The International Phonetic Alphabet, or IPA, is an alphabetic system of phonetic notation based primarily on the Latin alphabet. It was devised by the International Phonetic Association as a standardized representation of the sounds of spoken language.[1]

The following tables present pulmonic and non-pulmonic consonants. In the IPA, a pulmonic consonant is a consonant made by obstructing the glottis (the space between the vocal cords) or oral cavity (the mouth) and either simultaneously or subsequently letting out air from the lungs. Pulmonic consonants make up the majority of consonants in the IPA, as well as in human language. All consonants in the English language fall into this category.[2]

In the audio samples below, the consonants are pronounced with [ä] for demonstration.

Pulmonic consonants

Non-pulmonic consonants

The following are the non-pulmonic consonants. They are sounds whose airflow is not dependent on the lungs. These include clicks (found in the Khoisan languages and some neighboring Bantu languages of Africa), implosives (found in languages such as Sindhi, Hausa, Swahili and Vietnamese), and ejectives (found in many Amerindian and Caucasian languages). Ejectives occur in about 20% of the world's languages, implosives in roughly 13%, and clicks in very few.[3]

See also
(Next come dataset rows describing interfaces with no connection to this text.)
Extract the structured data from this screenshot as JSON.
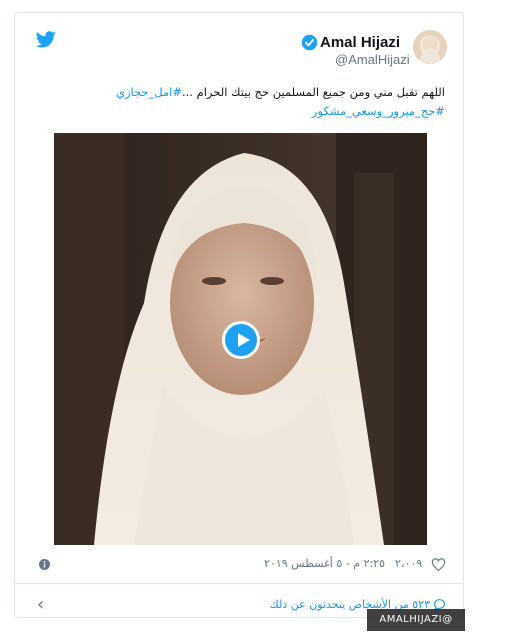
{
  "tweet": {
    "display_name": "Amal Hijazi",
    "handle": "@AmalHijazi",
    "text": "اللهم تقبل مني ومن جميع المسلمين حج بيتك الحرام ...",
    "hashtag_1": "#امل_حجازي",
    "hashtag_2": "#حج_مبرور_وسعي_مشكور",
    "likes": "٢،٠٠٩",
    "timestamp": "٢:٢٥ م - ٥ أغسطس ٢٠١٩",
    "reply_link": "٥٢٣ من الأشخاص يتحدثون عن ذلك"
  },
  "watermark": "AMALHIJAZI@",
  "icons": {
    "brand": "twitter-bird-icon",
    "verified": "verified-badge-icon",
    "play": "play-icon",
    "info": "info-icon",
    "like": "heart-icon",
    "reply": "speech-bubble-icon",
    "back": "chevron-left-icon"
  },
  "colors": {
    "brand_blue": "#1da1f2",
    "link_blue": "#1b95e0",
    "muted_gray": "#657786",
    "border": "#e1e8ed"
  }
}
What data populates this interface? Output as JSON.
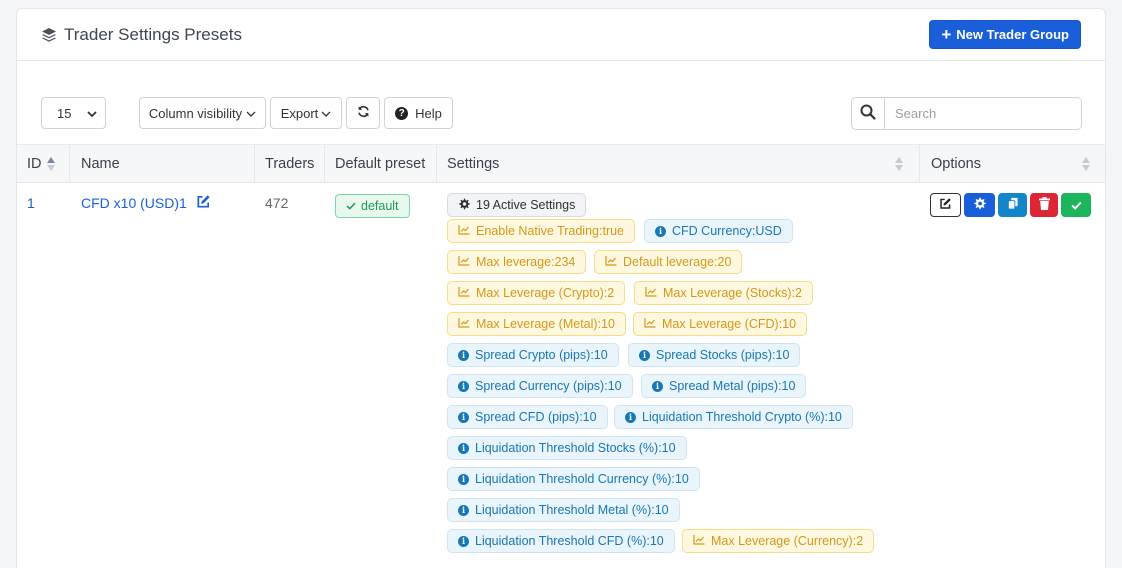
{
  "header": {
    "title": "Trader Settings Presets",
    "new_button": "New Trader Group"
  },
  "toolbar": {
    "page_length": "15",
    "column_visibility": "Column visibility",
    "export": "Export",
    "help": "Help",
    "search_placeholder": "Search"
  },
  "table": {
    "columns": [
      "ID",
      "Name",
      "Traders",
      "Default preset",
      "Settings",
      "Options"
    ],
    "row": {
      "id": "1",
      "name": "CFD x10 (USD)1",
      "traders": "472",
      "default_badge": "default",
      "settings": [
        {
          "type": "dark",
          "text": "19 Active Settings"
        },
        {
          "type": "warn",
          "text": "Enable Native Trading:true"
        },
        {
          "type": "info",
          "text": "CFD Currency:USD"
        },
        {
          "type": "warn",
          "text": "Max leverage:234"
        },
        {
          "type": "warn",
          "text": "Default leverage:20"
        },
        {
          "type": "warn",
          "text": "Max Leverage (Crypto):2"
        },
        {
          "type": "warn",
          "text": "Max Leverage (Stocks):2"
        },
        {
          "type": "warn",
          "text": "Max Leverage (Metal):10"
        },
        {
          "type": "warn",
          "text": "Max Leverage (CFD):10"
        },
        {
          "type": "info",
          "text": "Spread Crypto (pips):10"
        },
        {
          "type": "info",
          "text": "Spread Stocks (pips):10"
        },
        {
          "type": "info",
          "text": "Spread Currency (pips):10"
        },
        {
          "type": "info",
          "text": "Spread Metal (pips):10"
        },
        {
          "type": "info",
          "text": "Spread CFD (pips):10"
        },
        {
          "type": "info",
          "text": "Liquidation Threshold Crypto (%):10"
        },
        {
          "type": "info",
          "text": "Liquidation Threshold Stocks (%):10"
        },
        {
          "type": "info",
          "text": "Liquidation Threshold Currency (%):10"
        },
        {
          "type": "info",
          "text": "Liquidation Threshold Metal (%):10"
        },
        {
          "type": "info",
          "text": "Liquidation Threshold CFD (%):10"
        },
        {
          "type": "warn",
          "text": "Max Leverage (Currency):2"
        }
      ]
    }
  },
  "colors": {
    "primary": "#1a5fd9",
    "info": "#1678b6",
    "warning": "#d49817",
    "danger": "#dc2535",
    "success": "#1bb55c"
  }
}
  1. ^ International Phonetic Association. (1999). Handbook of the International Phonetic Association: A guide to the use of the International Phonetic Alphabet. Cambridge: Cambridge University Press.
  2. ^ Fromkin, Victoria; Rodman, Robert (1998) [1974]. An Introduction to Language (6th ed.). Fort Worth, TX: Harcourt Brace College Publishers. ISBN 0-03-018682-X.
  3. ^ Ladefoged, Peter (2001). Vowels and consonants : an introduction to the sounds of languages. Malden, Mass.: Blackwell. ISBN 0-631-21411-9. OCLC 43434745.